### Assignment
Each entry has to be printed again exactly.

**** Entries supplied ****

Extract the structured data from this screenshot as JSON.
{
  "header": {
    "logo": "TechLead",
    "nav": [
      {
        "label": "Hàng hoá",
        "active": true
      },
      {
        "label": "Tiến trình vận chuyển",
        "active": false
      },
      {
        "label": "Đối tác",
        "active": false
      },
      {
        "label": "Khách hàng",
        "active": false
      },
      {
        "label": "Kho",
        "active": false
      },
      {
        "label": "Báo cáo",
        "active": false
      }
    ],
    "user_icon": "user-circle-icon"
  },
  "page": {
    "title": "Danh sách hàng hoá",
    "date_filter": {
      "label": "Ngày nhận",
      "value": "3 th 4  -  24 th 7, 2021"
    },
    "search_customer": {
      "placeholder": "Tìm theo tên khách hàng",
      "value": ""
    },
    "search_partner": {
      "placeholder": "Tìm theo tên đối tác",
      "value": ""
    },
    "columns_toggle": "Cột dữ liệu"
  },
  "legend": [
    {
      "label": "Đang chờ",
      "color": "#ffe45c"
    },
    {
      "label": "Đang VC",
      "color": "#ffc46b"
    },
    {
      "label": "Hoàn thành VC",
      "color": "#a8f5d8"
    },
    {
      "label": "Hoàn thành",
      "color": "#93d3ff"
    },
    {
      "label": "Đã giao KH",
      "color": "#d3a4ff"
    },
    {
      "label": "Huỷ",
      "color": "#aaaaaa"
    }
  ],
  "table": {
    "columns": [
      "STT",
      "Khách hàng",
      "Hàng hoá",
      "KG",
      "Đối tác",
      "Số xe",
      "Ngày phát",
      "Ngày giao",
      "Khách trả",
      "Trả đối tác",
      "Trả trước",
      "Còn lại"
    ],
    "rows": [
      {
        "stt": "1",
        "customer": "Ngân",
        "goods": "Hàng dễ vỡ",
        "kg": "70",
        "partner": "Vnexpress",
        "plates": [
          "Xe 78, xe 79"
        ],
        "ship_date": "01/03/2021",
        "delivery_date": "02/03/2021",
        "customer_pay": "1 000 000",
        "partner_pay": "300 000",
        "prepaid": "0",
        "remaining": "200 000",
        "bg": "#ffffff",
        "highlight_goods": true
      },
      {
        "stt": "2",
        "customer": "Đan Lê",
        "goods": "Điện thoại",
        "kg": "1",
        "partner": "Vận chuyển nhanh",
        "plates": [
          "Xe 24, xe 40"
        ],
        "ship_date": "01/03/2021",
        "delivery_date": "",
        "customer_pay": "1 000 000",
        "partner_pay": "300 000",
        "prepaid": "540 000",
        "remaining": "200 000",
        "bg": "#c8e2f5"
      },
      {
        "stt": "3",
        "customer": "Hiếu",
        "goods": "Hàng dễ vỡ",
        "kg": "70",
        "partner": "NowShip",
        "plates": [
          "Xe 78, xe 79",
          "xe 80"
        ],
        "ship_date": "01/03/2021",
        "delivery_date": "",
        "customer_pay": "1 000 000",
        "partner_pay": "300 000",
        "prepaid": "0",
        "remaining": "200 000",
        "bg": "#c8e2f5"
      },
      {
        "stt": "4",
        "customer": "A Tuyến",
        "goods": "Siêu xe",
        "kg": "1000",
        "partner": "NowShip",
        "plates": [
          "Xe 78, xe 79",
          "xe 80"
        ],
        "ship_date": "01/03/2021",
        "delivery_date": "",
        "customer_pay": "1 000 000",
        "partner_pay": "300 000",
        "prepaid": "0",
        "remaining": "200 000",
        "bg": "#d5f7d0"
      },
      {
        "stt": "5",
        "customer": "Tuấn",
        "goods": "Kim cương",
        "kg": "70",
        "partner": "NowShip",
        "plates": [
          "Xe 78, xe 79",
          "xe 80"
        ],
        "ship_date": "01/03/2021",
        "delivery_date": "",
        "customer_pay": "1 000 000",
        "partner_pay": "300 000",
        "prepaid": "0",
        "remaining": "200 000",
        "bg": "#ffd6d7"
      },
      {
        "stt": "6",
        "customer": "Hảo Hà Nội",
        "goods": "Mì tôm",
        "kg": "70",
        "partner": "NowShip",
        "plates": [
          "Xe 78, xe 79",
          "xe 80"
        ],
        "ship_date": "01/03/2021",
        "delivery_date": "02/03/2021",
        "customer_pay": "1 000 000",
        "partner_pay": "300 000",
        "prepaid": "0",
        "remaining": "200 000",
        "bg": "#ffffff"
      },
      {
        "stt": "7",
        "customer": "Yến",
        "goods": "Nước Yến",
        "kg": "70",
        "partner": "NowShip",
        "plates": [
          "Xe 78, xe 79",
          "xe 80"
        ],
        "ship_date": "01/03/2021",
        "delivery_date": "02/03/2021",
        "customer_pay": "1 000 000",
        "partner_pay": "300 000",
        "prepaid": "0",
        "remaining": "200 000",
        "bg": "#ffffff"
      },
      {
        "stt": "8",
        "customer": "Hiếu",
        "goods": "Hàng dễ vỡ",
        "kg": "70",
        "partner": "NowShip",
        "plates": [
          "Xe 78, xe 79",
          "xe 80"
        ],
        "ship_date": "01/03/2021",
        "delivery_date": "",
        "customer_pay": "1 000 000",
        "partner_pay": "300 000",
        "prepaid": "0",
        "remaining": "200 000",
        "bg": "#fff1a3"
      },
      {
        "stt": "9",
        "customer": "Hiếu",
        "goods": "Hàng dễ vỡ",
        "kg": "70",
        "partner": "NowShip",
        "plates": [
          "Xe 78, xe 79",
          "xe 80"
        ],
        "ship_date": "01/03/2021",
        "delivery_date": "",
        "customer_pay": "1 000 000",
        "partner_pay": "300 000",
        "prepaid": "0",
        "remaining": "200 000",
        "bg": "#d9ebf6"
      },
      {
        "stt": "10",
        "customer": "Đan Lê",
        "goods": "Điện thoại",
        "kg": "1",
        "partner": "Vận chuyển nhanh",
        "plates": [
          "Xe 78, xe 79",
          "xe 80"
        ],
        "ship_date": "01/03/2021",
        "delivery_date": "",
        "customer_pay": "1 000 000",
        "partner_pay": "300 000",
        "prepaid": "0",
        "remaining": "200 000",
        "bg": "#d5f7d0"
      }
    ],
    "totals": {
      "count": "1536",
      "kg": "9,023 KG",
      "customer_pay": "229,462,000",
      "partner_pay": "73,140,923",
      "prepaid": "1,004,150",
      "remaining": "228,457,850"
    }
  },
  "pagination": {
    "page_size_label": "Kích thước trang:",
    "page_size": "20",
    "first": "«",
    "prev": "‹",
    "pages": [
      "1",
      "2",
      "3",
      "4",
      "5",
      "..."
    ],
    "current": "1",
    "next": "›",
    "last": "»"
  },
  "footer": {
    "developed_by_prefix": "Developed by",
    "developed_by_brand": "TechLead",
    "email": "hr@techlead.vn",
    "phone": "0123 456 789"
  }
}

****

### Output of the exercise
Extract the structured data from this screenshot as JSON.
{
  "header": {
    "logo": "TechLead",
    "nav": [
      {
        "label": "Hàng hoá",
        "active": true
      },
      {
        "label": "Tiến trình vận chuyển",
        "active": false
      },
      {
        "label": "Đối tác",
        "active": false
      },
      {
        "label": "Khách hàng",
        "active": false
      },
      {
        "label": "Kho",
        "active": false
      },
      {
        "label": "Báo cáo",
        "active": false
      }
    ],
    "user_icon": "user-circle-icon"
  },
  "page": {
    "title": "Danh sách hàng hoá",
    "date_filter": {
      "label": "Ngày nhận",
      "value": "3 th 4  -  24 th 7, 2021"
    },
    "search_customer": {
      "placeholder": "Tìm theo tên khách hàng",
      "value": ""
    },
    "search_partner": {
      "placeholder": "Tìm theo tên đối tác",
      "value": ""
    },
    "columns_toggle": "Cột dữ liệu"
  },
  "legend": [
    {
      "label": "Đang chờ",
      "color": "#ffe45c"
    },
    {
      "label": "Đang VC",
      "color": "#ffc46b"
    },
    {
      "label": "Hoàn thành VC",
      "color": "#a8f5d8"
    },
    {
      "label": "Hoàn thành",
      "color": "#93d3ff"
    },
    {
      "label": "Đã giao KH",
      "color": "#d3a4ff"
    },
    {
      "label": "Huỷ",
      "color": "#aaaaaa"
    }
  ],
  "table": {
    "columns": [
      "STT",
      "Khách hàng",
      "Hàng hoá",
      "KG",
      "Đối tác",
      "Số xe",
      "Ngày phát",
      "Ngày giao",
      "Khách trả",
      "Trả đối tác",
      "Trả trước",
      "Còn lại"
    ],
    "rows": [
      {
        "stt": "1",
        "customer": "Ngân",
        "goods": "Hàng dễ vỡ",
        "kg": "70",
        "partner": "Vnexpress",
        "plates": [
          "Xe 78, xe 79"
        ],
        "ship_date": "01/03/2021",
        "delivery_date": "02/03/2021",
        "customer_pay": "1 000 000",
        "partner_pay": "300 000",
        "prepaid": "0",
        "remaining": "200 000",
        "bg": "#ffffff",
        "highlight_goods": true
      },
      {
        "stt": "2",
        "customer": "Đan Lê",
        "goods": "Điện thoại",
        "kg": "1",
        "partner": "Vận chuyển nhanh",
        "plates": [
          "Xe 24, xe 40"
        ],
        "ship_date": "01/03/2021",
        "delivery_date": "",
        "customer_pay": "1 000 000",
        "partner_pay": "300 000",
        "prepaid": "540 000",
        "remaining": "200 000",
        "bg": "#c8e2f5"
      },
      {
        "stt": "3",
        "customer": "Hiếu",
        "goods": "Hàng dễ vỡ",
        "kg": "70",
        "partner": "NowShip",
        "plates": [
          "Xe 78, xe 79",
          "xe 80"
        ],
        "ship_date": "01/03/2021",
        "delivery_date": "",
        "customer_pay": "1 000 000",
        "partner_pay": "300 000",
        "prepaid": "0",
        "remaining": "200 000",
        "bg": "#c8e2f5"
      },
      {
        "stt": "4",
        "customer": "A Tuyến",
        "goods": "Siêu xe",
        "kg": "1000",
        "partner": "NowShip",
        "plates": [
          "Xe 78, xe 79",
          "xe 80"
        ],
        "ship_date": "01/03/2021",
        "delivery_date": "",
        "customer_pay": "1 000 000",
        "partner_pay": "300 000",
        "prepaid": "0",
        "remaining": "200 000",
        "bg": "#d5f7d0"
      },
      {
        "stt": "5",
        "customer": "Tuấn",
        "goods": "Kim cương",
        "kg": "70",
        "partner": "NowShip",
        "plates": [
          "Xe 78, xe 79",
          "xe 80"
        ],
        "ship_date": "01/03/2021",
        "delivery_date": "",
        "customer_pay": "1 000 000",
        "partner_pay": "300 000",
        "prepaid": "0",
        "remaining": "200 000",
        "bg": "#ffd6d7"
      },
      {
        "stt": "6",
        "customer": "Hảo Hà Nội",
        "goods": "Mì tôm",
        "kg": "70",
        "partner": "NowShip",
        "plates": [
          "Xe 78, xe 79",
          "xe 80"
        ],
        "ship_date": "01/03/2021",
        "delivery_date": "02/03/2021",
        "customer_pay": "1 000 000",
        "partner_pay": "300 000",
        "prepaid": "0",
        "remaining": "200 000",
        "bg": "#ffffff"
      },
      {
        "stt": "7",
        "customer": "Yến",
        "goods": "Nước Yến",
        "kg": "70",
        "partner": "NowShip",
        "plates": [
          "Xe 78, xe 79",
          "xe 80"
        ],
        "ship_date": "01/03/2021",
        "delivery_date": "02/03/2021",
        "customer_pay": "1 000 000",
        "partner_pay": "300 000",
        "prepaid": "0",
        "remaining": "200 000",
        "bg": "#ffffff"
      },
      {
        "stt": "8",
        "customer": "Hiếu",
        "goods": "Hàng dễ vỡ",
        "kg": "70",
        "partner": "NowShip",
        "plates": [
          "Xe 78, xe 79",
          "xe 80"
        ],
        "ship_date": "01/03/2021",
        "delivery_date": "",
        "customer_pay": "1 000 000",
        "partner_pay": "300 000",
        "prepaid": "0",
        "remaining": "200 000",
        "bg": "#fff1a3"
      },
      {
        "stt": "9",
        "customer": "Hiếu",
        "goods": "Hàng dễ vỡ",
        "kg": "70",
        "partner": "NowShip",
        "plates": [
          "Xe 78, xe 79",
          "xe 80"
        ],
        "ship_date": "01/03/2021",
        "delivery_date": "",
        "customer_pay": "1 000 000",
        "partner_pay": "300 000",
        "prepaid": "0",
        "remaining": "200 000",
        "bg": "#d9ebf6"
      },
      {
        "stt": "10",
        "customer": "Đan Lê",
        "goods": "Điện thoại",
        "kg": "1",
        "partner": "Vận chuyển nhanh",
        "plates": [
          "Xe 78, xe 79",
          "xe 80"
        ],
        "ship_date": "01/03/2021",
        "delivery_date": "",
        "customer_pay": "1 000 000",
        "partner_pay": "300 000",
        "prepaid": "0",
        "remaining": "200 000",
        "bg": "#d5f7d0"
      }
    ],
    "totals": {
      "count": "1536",
      "kg": "9,023 KG",
      "customer_pay": "229,462,000",
      "partner_pay": "73,140,923",
      "prepaid": "1,004,150",
      "remaining": "228,457,850"
    }
  },
  "pagination": {
    "page_size_label": "Kích thước trang:",
    "page_size": "20",
    "first": "«",
    "prev": "‹",
    "pages": [
      "1",
      "2",
      "3",
      "4",
      "5",
      "..."
    ],
    "current": "1",
    "next": "›",
    "last": "»"
  },
  "footer": {
    "developed_by_prefix": "Developed by",
    "developed_by_brand": "TechLead",
    "email": "hr@techlead.vn",
    "phone": "0123 456 789"
  }
}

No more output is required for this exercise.